"Why should I pay for all your expensive kit. You can shoot brilliant video on the iPhone, you know"
"A few simple steps to ensure proper lighting, audio and presenter framing can mean the difference between a video that gets views and one that doesn't," says Ari Bixhorn, senior vice president, Panopto, which provides a video platform for businesses and universities. "In general, you can never have too much light. If your indoor lights aren't bright enough, then take advantage of natural light by facing a window or doing an outdoor shoot."
And don't forget about the audio.

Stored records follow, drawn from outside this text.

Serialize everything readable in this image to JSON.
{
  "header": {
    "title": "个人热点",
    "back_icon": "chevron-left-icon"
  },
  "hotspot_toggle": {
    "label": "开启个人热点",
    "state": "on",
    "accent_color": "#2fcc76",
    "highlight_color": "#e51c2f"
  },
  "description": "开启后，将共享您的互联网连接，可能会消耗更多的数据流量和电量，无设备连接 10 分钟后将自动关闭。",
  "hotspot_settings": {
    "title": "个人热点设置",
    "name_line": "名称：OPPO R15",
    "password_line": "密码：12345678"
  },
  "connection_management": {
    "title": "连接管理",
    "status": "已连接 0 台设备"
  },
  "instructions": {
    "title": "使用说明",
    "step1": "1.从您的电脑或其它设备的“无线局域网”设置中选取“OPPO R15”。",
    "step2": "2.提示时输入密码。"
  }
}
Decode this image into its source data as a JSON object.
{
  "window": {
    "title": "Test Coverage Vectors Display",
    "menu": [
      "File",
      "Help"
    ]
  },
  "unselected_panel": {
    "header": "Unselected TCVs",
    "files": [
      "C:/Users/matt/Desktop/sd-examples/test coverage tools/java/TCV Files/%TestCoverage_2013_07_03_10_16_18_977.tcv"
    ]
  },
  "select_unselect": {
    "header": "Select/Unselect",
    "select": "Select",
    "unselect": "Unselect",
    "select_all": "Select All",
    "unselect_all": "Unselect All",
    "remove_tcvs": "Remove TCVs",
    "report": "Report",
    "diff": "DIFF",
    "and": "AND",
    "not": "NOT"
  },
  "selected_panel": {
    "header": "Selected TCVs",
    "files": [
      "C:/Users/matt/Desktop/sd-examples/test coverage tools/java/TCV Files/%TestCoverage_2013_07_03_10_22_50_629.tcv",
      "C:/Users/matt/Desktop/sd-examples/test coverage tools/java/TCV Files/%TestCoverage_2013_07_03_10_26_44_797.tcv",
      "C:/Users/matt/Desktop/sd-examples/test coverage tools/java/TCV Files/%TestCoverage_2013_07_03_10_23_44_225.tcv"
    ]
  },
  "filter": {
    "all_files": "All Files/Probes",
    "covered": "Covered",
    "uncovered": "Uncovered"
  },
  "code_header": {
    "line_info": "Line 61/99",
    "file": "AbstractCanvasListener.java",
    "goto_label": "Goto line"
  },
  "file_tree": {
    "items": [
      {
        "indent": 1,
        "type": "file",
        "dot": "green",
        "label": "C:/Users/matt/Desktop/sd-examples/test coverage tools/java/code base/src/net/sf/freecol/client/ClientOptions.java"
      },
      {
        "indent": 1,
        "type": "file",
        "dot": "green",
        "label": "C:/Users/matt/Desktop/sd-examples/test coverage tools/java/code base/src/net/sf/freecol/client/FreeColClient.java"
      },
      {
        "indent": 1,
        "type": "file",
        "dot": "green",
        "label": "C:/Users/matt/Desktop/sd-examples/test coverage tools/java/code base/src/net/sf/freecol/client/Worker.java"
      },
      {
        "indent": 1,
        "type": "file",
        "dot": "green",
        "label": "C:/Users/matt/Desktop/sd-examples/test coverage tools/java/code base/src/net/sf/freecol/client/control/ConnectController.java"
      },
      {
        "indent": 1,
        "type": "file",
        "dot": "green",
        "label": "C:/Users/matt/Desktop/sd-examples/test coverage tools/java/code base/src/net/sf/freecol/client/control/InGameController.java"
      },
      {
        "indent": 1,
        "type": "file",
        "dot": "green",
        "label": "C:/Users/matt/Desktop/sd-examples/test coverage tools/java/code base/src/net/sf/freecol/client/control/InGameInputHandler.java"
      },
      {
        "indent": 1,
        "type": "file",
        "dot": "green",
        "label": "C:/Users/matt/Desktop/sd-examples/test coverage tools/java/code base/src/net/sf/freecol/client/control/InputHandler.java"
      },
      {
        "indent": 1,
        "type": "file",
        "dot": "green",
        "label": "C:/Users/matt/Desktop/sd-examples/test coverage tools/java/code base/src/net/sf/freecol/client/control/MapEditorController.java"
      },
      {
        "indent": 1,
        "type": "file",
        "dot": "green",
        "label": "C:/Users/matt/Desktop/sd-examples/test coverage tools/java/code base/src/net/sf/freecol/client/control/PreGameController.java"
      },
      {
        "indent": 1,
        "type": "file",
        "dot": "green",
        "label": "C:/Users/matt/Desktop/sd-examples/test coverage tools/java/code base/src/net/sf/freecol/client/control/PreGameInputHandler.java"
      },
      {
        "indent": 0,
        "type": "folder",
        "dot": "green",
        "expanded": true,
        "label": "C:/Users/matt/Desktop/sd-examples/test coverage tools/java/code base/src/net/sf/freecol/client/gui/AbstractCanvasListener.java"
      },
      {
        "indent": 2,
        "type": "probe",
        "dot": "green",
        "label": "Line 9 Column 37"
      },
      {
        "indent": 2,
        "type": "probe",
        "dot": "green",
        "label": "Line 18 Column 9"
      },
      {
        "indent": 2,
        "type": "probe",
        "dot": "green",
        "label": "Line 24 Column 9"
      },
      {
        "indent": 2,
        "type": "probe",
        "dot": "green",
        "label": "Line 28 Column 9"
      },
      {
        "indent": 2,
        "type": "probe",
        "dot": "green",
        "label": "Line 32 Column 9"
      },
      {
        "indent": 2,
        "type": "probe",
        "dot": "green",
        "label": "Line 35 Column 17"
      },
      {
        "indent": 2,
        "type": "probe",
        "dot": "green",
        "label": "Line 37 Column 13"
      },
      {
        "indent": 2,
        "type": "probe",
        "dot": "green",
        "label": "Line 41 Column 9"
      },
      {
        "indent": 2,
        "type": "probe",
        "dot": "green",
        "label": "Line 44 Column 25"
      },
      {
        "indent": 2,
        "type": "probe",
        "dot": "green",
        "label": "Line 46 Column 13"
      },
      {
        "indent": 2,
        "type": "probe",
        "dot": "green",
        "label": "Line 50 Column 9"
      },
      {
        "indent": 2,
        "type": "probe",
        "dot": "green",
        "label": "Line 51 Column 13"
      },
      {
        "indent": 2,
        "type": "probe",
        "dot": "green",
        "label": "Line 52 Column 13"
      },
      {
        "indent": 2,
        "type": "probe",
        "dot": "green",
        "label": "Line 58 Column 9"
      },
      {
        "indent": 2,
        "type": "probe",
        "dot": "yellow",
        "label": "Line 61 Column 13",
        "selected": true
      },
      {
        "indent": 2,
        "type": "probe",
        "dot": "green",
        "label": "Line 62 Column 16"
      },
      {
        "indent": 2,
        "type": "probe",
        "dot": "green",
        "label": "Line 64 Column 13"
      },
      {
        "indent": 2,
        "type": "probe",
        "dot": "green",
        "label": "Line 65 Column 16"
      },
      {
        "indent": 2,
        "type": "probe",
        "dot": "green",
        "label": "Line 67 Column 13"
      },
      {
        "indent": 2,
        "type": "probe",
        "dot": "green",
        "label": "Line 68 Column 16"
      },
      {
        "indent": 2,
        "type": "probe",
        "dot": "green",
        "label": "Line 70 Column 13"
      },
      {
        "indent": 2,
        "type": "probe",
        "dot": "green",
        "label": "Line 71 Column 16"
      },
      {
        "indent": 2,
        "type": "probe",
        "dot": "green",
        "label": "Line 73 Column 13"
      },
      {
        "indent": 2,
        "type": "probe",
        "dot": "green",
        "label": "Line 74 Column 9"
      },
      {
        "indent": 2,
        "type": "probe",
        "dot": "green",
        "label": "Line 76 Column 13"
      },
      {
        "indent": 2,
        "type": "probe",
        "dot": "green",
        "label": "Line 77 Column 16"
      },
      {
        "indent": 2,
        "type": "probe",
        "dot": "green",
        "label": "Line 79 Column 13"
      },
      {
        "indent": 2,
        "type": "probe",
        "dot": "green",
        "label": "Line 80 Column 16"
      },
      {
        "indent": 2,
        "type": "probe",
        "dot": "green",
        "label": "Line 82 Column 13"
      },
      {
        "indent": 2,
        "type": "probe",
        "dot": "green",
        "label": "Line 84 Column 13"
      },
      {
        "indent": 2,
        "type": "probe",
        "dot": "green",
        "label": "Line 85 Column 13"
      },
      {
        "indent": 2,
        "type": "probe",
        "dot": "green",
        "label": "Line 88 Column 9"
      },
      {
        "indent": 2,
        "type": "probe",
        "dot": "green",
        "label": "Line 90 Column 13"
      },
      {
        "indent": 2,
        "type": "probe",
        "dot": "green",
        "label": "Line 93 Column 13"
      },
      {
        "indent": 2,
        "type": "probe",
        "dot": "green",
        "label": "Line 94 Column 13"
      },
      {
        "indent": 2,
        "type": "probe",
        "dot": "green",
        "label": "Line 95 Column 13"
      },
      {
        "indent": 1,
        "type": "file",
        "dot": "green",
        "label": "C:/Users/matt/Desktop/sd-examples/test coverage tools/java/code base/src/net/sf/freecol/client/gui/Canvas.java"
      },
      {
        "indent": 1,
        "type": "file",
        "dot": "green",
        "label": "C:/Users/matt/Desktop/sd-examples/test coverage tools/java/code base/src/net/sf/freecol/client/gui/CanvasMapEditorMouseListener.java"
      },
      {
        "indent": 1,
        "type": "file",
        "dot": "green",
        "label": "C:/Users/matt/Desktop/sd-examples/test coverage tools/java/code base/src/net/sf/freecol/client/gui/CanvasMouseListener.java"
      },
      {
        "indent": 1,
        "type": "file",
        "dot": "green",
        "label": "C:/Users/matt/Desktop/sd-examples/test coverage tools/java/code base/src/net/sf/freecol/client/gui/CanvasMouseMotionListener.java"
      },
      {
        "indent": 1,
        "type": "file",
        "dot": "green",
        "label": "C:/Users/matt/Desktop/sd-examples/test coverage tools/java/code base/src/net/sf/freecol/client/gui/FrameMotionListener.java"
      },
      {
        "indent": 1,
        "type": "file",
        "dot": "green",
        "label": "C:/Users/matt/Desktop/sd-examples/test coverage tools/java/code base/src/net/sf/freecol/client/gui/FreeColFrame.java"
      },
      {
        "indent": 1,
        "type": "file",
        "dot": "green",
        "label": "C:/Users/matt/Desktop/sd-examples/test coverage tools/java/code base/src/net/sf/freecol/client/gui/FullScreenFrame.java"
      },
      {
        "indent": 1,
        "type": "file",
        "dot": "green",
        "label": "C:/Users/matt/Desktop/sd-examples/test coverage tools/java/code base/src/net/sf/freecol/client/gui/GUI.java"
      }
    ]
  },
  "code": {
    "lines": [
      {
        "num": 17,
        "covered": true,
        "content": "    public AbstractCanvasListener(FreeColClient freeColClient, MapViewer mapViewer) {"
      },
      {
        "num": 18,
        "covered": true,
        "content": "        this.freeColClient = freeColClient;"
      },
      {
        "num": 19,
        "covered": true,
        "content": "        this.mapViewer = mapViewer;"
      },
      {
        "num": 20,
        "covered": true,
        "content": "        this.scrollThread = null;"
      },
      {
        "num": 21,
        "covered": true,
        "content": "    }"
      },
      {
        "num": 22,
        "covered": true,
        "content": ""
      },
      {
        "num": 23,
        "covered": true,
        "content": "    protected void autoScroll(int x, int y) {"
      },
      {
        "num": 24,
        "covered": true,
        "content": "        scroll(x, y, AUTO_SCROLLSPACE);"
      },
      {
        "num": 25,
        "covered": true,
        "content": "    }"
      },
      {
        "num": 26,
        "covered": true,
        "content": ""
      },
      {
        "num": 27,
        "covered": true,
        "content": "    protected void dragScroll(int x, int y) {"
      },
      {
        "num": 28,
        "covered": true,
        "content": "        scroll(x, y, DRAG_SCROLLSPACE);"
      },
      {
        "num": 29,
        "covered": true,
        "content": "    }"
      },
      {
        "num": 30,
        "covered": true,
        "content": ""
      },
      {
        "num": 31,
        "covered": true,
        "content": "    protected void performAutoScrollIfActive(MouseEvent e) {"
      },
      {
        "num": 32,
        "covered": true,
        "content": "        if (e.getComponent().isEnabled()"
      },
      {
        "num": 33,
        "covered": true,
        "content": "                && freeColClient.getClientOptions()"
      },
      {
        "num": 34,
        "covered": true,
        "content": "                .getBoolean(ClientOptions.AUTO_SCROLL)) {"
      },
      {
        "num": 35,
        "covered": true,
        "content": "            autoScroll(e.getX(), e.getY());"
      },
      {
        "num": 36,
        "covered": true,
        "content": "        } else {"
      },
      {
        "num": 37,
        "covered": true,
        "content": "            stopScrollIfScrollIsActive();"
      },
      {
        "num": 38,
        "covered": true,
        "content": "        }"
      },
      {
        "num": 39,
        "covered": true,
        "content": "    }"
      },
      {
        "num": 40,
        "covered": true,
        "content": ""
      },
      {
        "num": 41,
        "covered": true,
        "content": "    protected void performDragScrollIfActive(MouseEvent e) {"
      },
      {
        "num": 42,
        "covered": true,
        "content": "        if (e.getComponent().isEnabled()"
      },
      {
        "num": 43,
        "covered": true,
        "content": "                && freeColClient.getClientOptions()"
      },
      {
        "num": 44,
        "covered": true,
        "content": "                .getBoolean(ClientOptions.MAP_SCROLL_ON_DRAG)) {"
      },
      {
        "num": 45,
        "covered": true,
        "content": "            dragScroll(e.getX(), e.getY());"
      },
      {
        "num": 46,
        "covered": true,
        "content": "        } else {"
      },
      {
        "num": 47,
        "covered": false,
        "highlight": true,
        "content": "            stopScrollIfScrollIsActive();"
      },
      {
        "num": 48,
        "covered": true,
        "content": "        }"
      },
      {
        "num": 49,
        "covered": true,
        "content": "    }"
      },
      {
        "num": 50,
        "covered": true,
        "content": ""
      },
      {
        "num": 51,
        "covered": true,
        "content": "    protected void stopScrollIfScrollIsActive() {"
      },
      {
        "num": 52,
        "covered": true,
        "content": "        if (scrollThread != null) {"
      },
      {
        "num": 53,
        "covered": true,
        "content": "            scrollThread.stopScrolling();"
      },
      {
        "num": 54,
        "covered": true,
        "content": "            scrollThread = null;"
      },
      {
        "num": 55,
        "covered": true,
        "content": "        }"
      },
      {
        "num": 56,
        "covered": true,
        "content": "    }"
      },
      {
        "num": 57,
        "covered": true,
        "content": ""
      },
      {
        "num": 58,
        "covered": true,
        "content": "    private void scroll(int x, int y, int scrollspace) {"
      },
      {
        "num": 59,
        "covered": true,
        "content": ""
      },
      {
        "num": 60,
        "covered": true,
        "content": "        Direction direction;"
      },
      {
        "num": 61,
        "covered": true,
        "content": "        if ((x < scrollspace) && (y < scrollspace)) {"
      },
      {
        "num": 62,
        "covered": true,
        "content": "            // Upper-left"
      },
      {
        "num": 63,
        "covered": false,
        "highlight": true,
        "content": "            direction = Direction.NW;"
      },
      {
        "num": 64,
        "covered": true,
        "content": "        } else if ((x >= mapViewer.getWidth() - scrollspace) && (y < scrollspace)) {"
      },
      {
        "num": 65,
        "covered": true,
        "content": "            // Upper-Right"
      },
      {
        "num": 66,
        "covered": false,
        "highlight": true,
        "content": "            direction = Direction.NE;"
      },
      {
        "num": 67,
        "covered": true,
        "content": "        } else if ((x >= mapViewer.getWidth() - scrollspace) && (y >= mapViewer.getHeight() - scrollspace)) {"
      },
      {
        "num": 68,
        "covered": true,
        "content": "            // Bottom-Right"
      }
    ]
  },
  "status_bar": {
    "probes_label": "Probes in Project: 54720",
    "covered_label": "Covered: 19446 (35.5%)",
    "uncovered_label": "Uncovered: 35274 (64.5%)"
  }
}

"Audio is more important than you think," says Jayson Schkloven, senior vice president and partner, Merritt Group, a marketing communications firm. "Countless times we've seen beautifully produced videos that sound like they were shot on the tarmac of an airport. Keep in mind that something as simple as a quiet air conditioner can ruin the audio of an entire video," he points out. So "always make sure you're using an external microphone for interviews and double check the sound before you begin recording. This can go a long way to making sure the audio quality is pristine." In regard to framing the presenter, if you are using a presenter, "use the 'rule of thirds,'" says Bixhorn. "Specifically, position the presenter with [his or her] eyes approximately one-third of the way down the frame."
One way to get around these problems: use a professional videographer or video production team. A good videographer or video production team will "help and guide you in creating great video content on the budget you have," says Bradley. "They will aid in setting expectations and provide the production value you need to achieve your vision and goals."
"Make it look great on my TV"
"One thing businesses may overlook is optimising their video for mobile," says Ashley Cisneros, cofounder and director of Communications, Chatter Buzz Media, an integrated marketing agency. "As more consumers view videos through a smartphone, businesses need to create informative, mobile-friendly videos. For example, you can create a connection with your consumer with a simple 1-minute how-to video instead of a 12-minute video about the CEO."
"The video's complete so we're done. Goodbye"
"So you've spent time and money [creating] a killer video. Now what?" asks Bradley. "You cannot just upload it to YouTube and expect thousands of views. You need to support the project by way of a social media strategy, a PR distribution plan, even paid media placement. And you should also create shorter teaser versions of your video to add to your Instagram account, for example, directing traffic to the full-length video."
"In a recent Animoto study, we found that 84 percent of consumers have 'liked' a company video in their Facebook news feed, and nearly half have shared a company video on their own profile," reports Brad Jefferson, cofounder and CEO, Animoto, a cloud-based video creation company. "Additionally, Socialbakers recently reported that the organic reach of native video on Facebook is more than twice that of photos. Despite this, many businesses still aren't incorporating video into their social media strategies and, as a result, they're missing out on priceless word of mouth marketing."